## [What needs to be done]
When the word "JSON" appears in a line of the data below, list that line.
-----
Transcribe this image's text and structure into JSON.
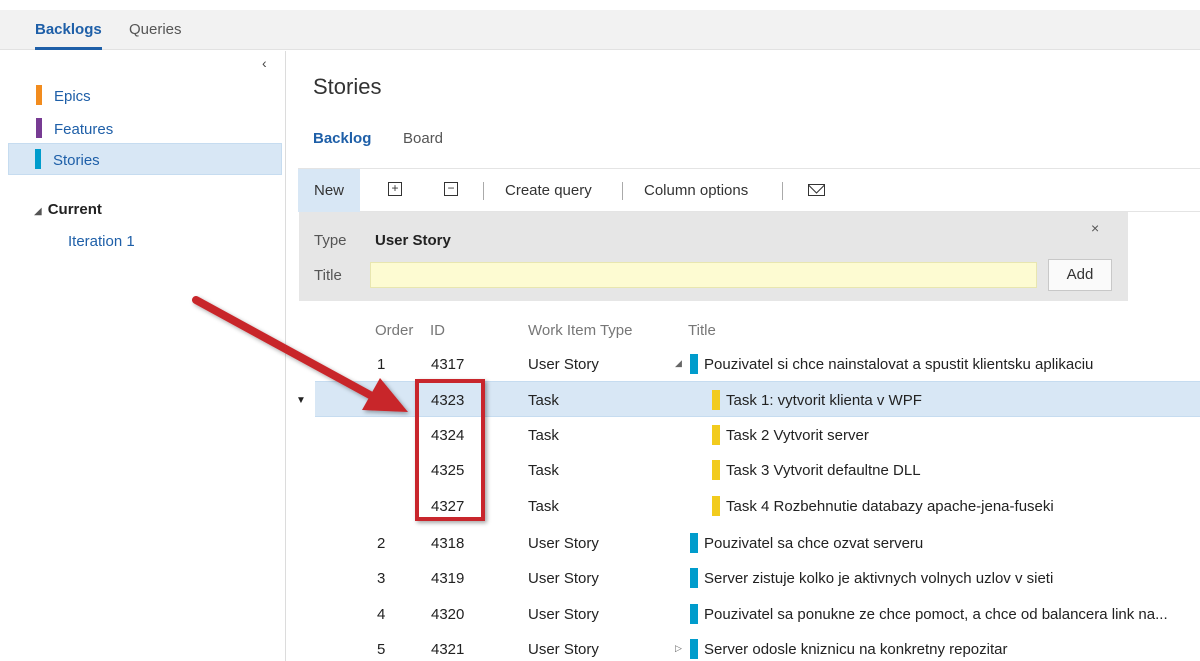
{
  "topnav": {
    "tabs": [
      {
        "label": "Backlogs",
        "active": true
      },
      {
        "label": "Queries",
        "active": false
      }
    ]
  },
  "sidebar": {
    "items": [
      {
        "label": "Epics",
        "color": "#f28c1e",
        "selected": false
      },
      {
        "label": "Features",
        "color": "#773b93",
        "selected": false
      },
      {
        "label": "Stories",
        "color": "#009ccc",
        "selected": true
      }
    ],
    "section_label": "Current",
    "iteration": "Iteration 1"
  },
  "page": {
    "title": "Stories",
    "tabs": [
      {
        "label": "Backlog",
        "active": true
      },
      {
        "label": "Board",
        "active": false
      }
    ]
  },
  "toolbar": {
    "new_label": "New",
    "expand_icon": "plus-box-icon",
    "collapse_icon": "minus-box-icon",
    "create_query_label": "Create query",
    "column_options_label": "Column options",
    "email_icon": "envelope-icon"
  },
  "quick_add": {
    "type_label": "Type",
    "type_value": "User Story",
    "title_label": "Title",
    "title_value": "",
    "add_label": "Add",
    "close_glyph": "×"
  },
  "grid": {
    "columns": {
      "order": "Order",
      "id": "ID",
      "type": "Work Item Type",
      "title": "Title"
    },
    "rows": [
      {
        "order": "1",
        "id": "4317",
        "type": "User Story",
        "title": "Pouzivatel si chce nainstalovat a spustit klientsku aplikaciu",
        "expander": "◢",
        "color": "#009ccc",
        "level": 0,
        "selected": false
      },
      {
        "order": "",
        "id": "4323",
        "type": "Task",
        "title": "Task 1: vytvorit klienta v WPF",
        "expander": "",
        "color": "#f2cb1d",
        "level": 1,
        "selected": true
      },
      {
        "order": "",
        "id": "4324",
        "type": "Task",
        "title": "Task 2 Vytvorit server",
        "expander": "",
        "color": "#f2cb1d",
        "level": 1,
        "selected": false
      },
      {
        "order": "",
        "id": "4325",
        "type": "Task",
        "title": "Task 3 Vytvorit defaultne DLL",
        "expander": "",
        "color": "#f2cb1d",
        "level": 1,
        "selected": false
      },
      {
        "order": "",
        "id": "4327",
        "type": "Task",
        "title": "Task 4 Rozbehnutie databazy apache-jena-fuseki",
        "expander": "",
        "color": "#f2cb1d",
        "level": 1,
        "selected": false
      },
      {
        "order": "2",
        "id": "4318",
        "type": "User Story",
        "title": "Pouzivatel sa chce ozvat serveru",
        "expander": "",
        "color": "#009ccc",
        "level": 0,
        "selected": false
      },
      {
        "order": "3",
        "id": "4319",
        "type": "User Story",
        "title": "Server zistuje kolko je aktivnych volnych uzlov v sieti",
        "expander": "",
        "color": "#009ccc",
        "level": 0,
        "selected": false
      },
      {
        "order": "4",
        "id": "4320",
        "type": "User Story",
        "title": "Pouzivatel sa ponukne ze chce pomoct, a chce od balancera link na...",
        "expander": "",
        "color": "#009ccc",
        "level": 0,
        "selected": false
      },
      {
        "order": "5",
        "id": "4321",
        "type": "User Story",
        "title": "Server odosle kniznicu na konkretny repozitar",
        "expander": "▷",
        "color": "#009ccc",
        "level": 0,
        "selected": false
      }
    ]
  },
  "annotation": {
    "color": "#c8262c"
  }
}
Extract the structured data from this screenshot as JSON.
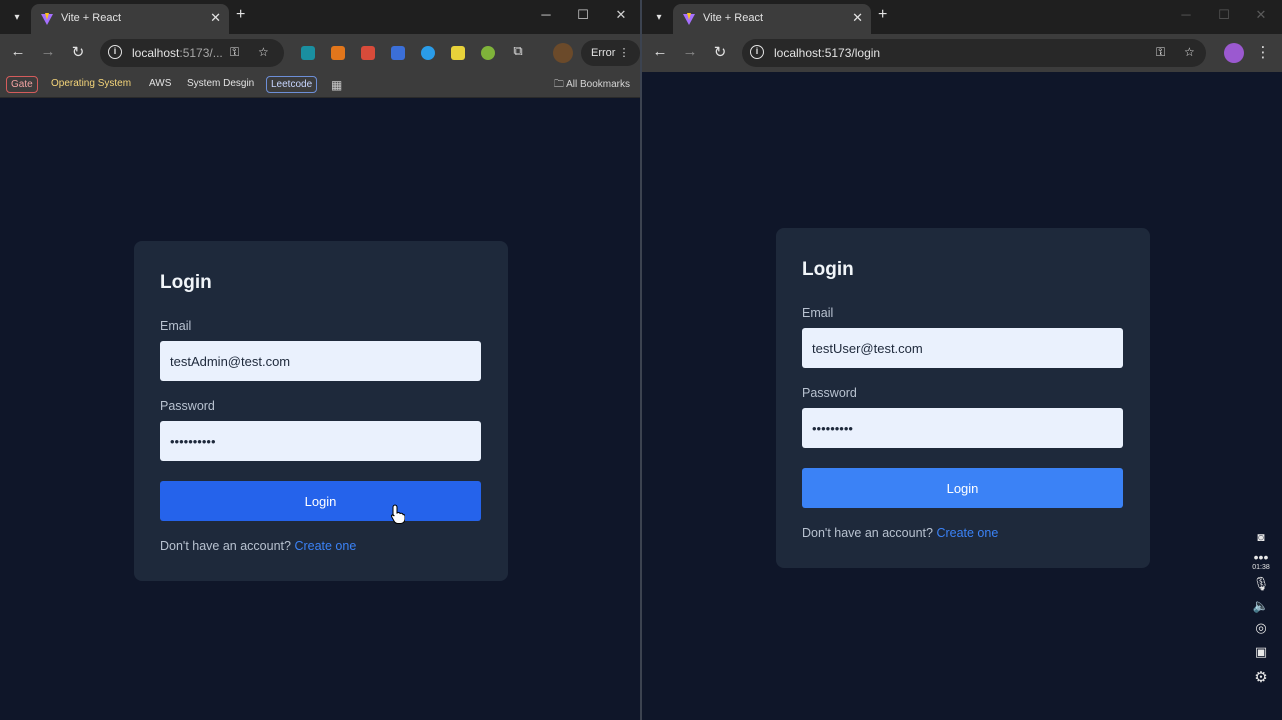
{
  "left": {
    "tab_title": "Vite + React",
    "url_host": "localhost",
    "url_rest": ":5173/...",
    "error_label": "Error",
    "bookmarks": [
      "Gate",
      "Operating System",
      "AWS",
      "System Desgin",
      "Leetcode"
    ],
    "all_bookmarks": "All Bookmarks",
    "form": {
      "title": "Login",
      "email_label": "Email",
      "email_value": "testAdmin@test.com",
      "password_label": "Password",
      "password_value": "••••••••••",
      "button_label": "Login",
      "signup_text": "Don't have an account?",
      "signup_link": "Create one"
    },
    "colors": {
      "button": "#2563eb"
    }
  },
  "right": {
    "tab_title": "Vite + React",
    "url_host": "localhost",
    "url_rest": ":5173/login",
    "form": {
      "title": "Login",
      "email_label": "Email",
      "email_value": "testUser@test.com",
      "password_label": "Password",
      "password_value": "•••••••••",
      "button_label": "Login",
      "signup_text": "Don't have an account?",
      "signup_link": "Create one"
    },
    "colors": {
      "button": "#3b82f6"
    }
  },
  "recorder": {
    "timer": "01:38",
    "icons": [
      "camera-icon",
      "more-icon",
      "microphone-icon",
      "speaker-icon",
      "webcam-icon",
      "window-icon",
      "settings-icon"
    ]
  }
}
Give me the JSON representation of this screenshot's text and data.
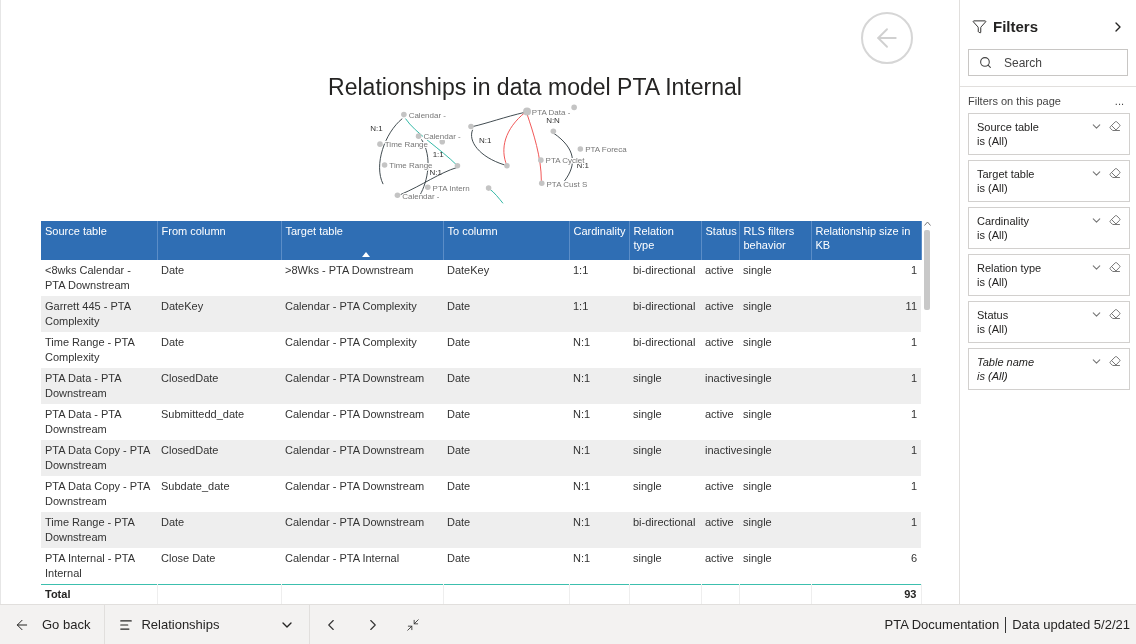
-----
## [Exercise result]
Transcribe this image's text and structure into JSON.
Extract the structured data from this screenshot as JSON.
Give me the JSON representation of this screenshot's text and data.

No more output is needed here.